Gubernatorial candidate Tom Ervin releases ads on economic plan, ethics

This is a screen capture from S.C. gubernatorial candidate Tom Ervin. (PROVIDED)

Tom Ervin, the independent running for governor, released a new statewide television advertisement Tuesday promising more ethical politics in the Statehouse.

That ad comes on the heels of another TV advertisement released Sunday that touts the candidate's economic plan.

The statewide advertising buys are expected to total $2 million and follow an introductory ad last week that focused on a good deed Ervin did for the widow of a military service member.

The ethics advertisement follows a legislative session when the General Assembly failed to pass a large ethics reform bill that would have forced lawmakers to disclose their personal sources of income. In the end, despite some advances such as the income requirement, critics decried the bill as a way for legislators to have greater license to spend campaign funds, among other concerns.

"My plan for cleaning up Columbia calls for term limits, getting rid of secret campaign accounts, banning gifts to politicians, and getting tough on lobbyists," Ervin said in a statement. "These common sense reforms will end the revolving door on cronyism and restore trust in our government."

In the other ad released Sunday, Ervin put out an economic blueprint that includes abolishing the state income tax. "Let's get rid of our personal income tax. Increase the minimum wage, and offset it with small business tax credits. Really fix our crumbling roads and bridges, stand tall for our Port of Charleston. Common sense, not rocket science," Ervin says in the ad.

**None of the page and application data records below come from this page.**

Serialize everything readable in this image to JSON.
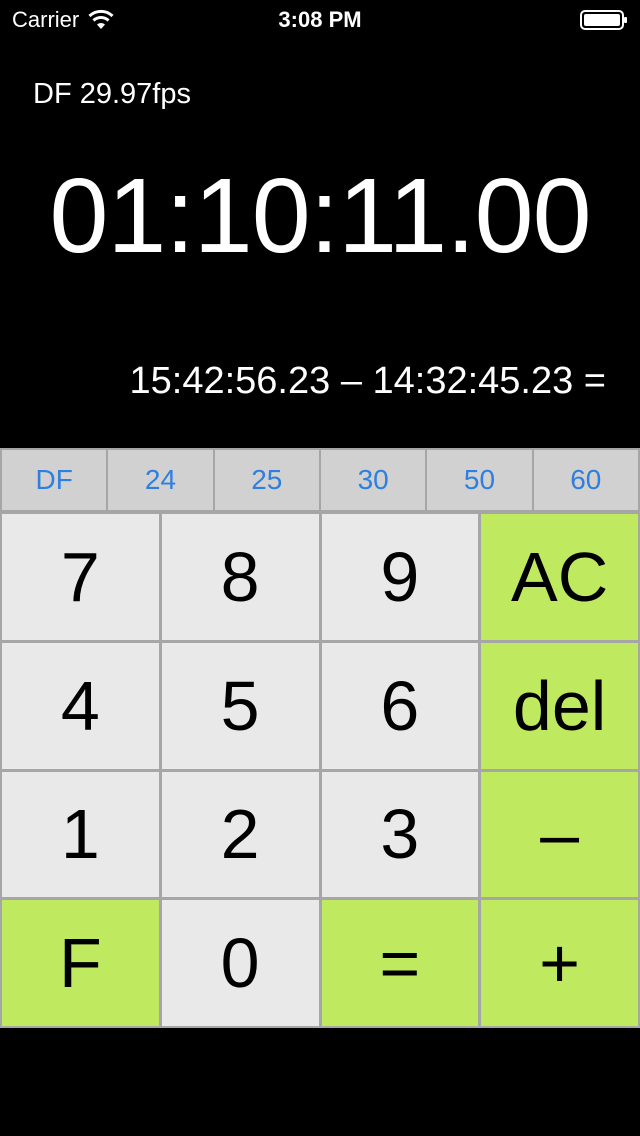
{
  "status_bar": {
    "carrier": "Carrier",
    "time": "3:08 PM",
    "icons": [
      "wifi-icon",
      "battery-icon"
    ]
  },
  "display": {
    "fps_mode": "DF 29.97fps",
    "result": "01:10:11.00",
    "expression": "15:42:56.23 – 14:32:45.23 ="
  },
  "fps_buttons": [
    "DF",
    "24",
    "25",
    "30",
    "50",
    "60"
  ],
  "keys": {
    "k7": "7",
    "k8": "8",
    "k9": "9",
    "ac": "AC",
    "k4": "4",
    "k5": "5",
    "k6": "6",
    "del": "del",
    "k1": "1",
    "k2": "2",
    "k3": "3",
    "minus": "–",
    "f": "F",
    "k0": "0",
    "equals": "=",
    "plus": "+"
  },
  "colors": {
    "background": "#000000",
    "number_key": "#e9e9e9",
    "operator_key": "#bfea60",
    "fps_key": "#d1d1d1",
    "fps_text": "#2e7fe0"
  }
}
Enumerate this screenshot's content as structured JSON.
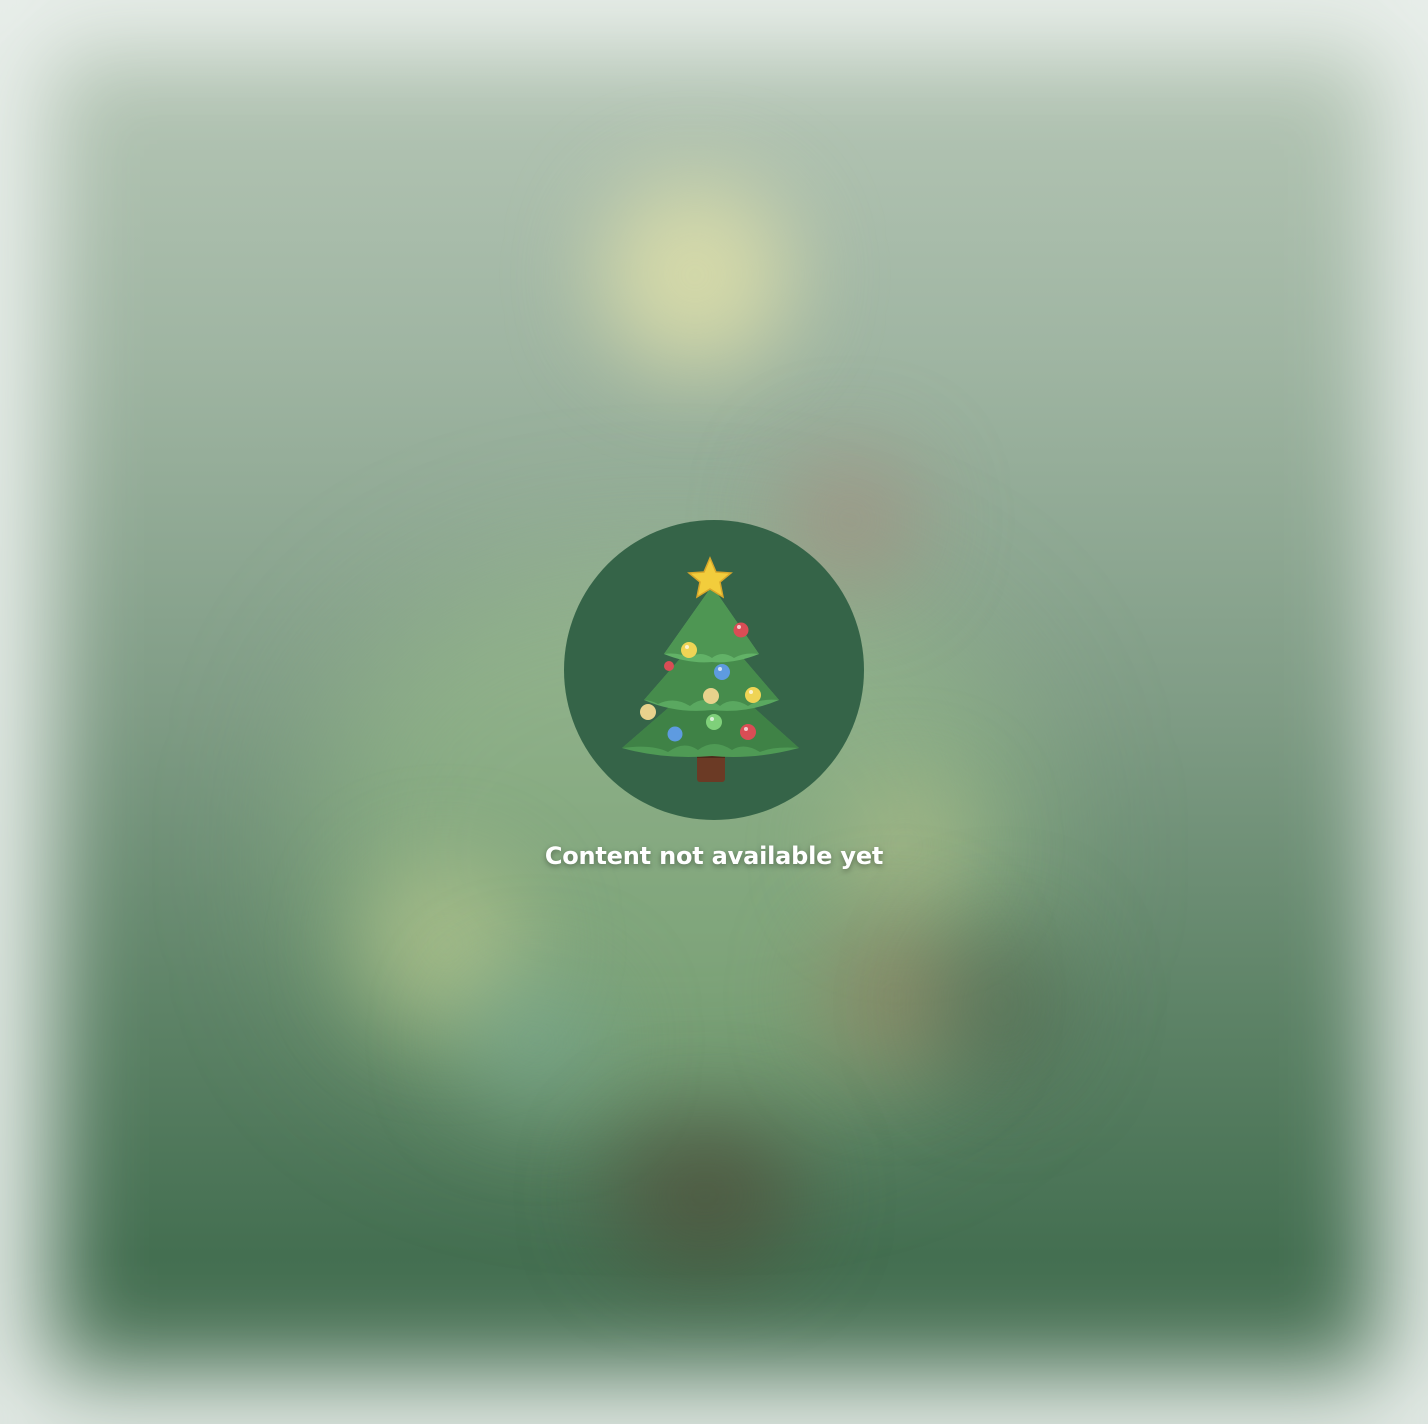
{
  "placeholder": {
    "icon": "christmas-tree-icon",
    "message": "Content not available yet",
    "circle_color": "#356448",
    "text_color": "#ffffff"
  }
}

While some advertisements have run earlier this year, early August has been a big one for advertisements online and on the airwaves. Gov. Nikki Haley released a television advertisement last week touting her welfare to work program, and the campaign of Democratic Sen. Vincent Sheheen released a Web video Tuesday about a national report focusing on issues at the Department of Social Services.

Reach Jeremy Borden at 708-5837.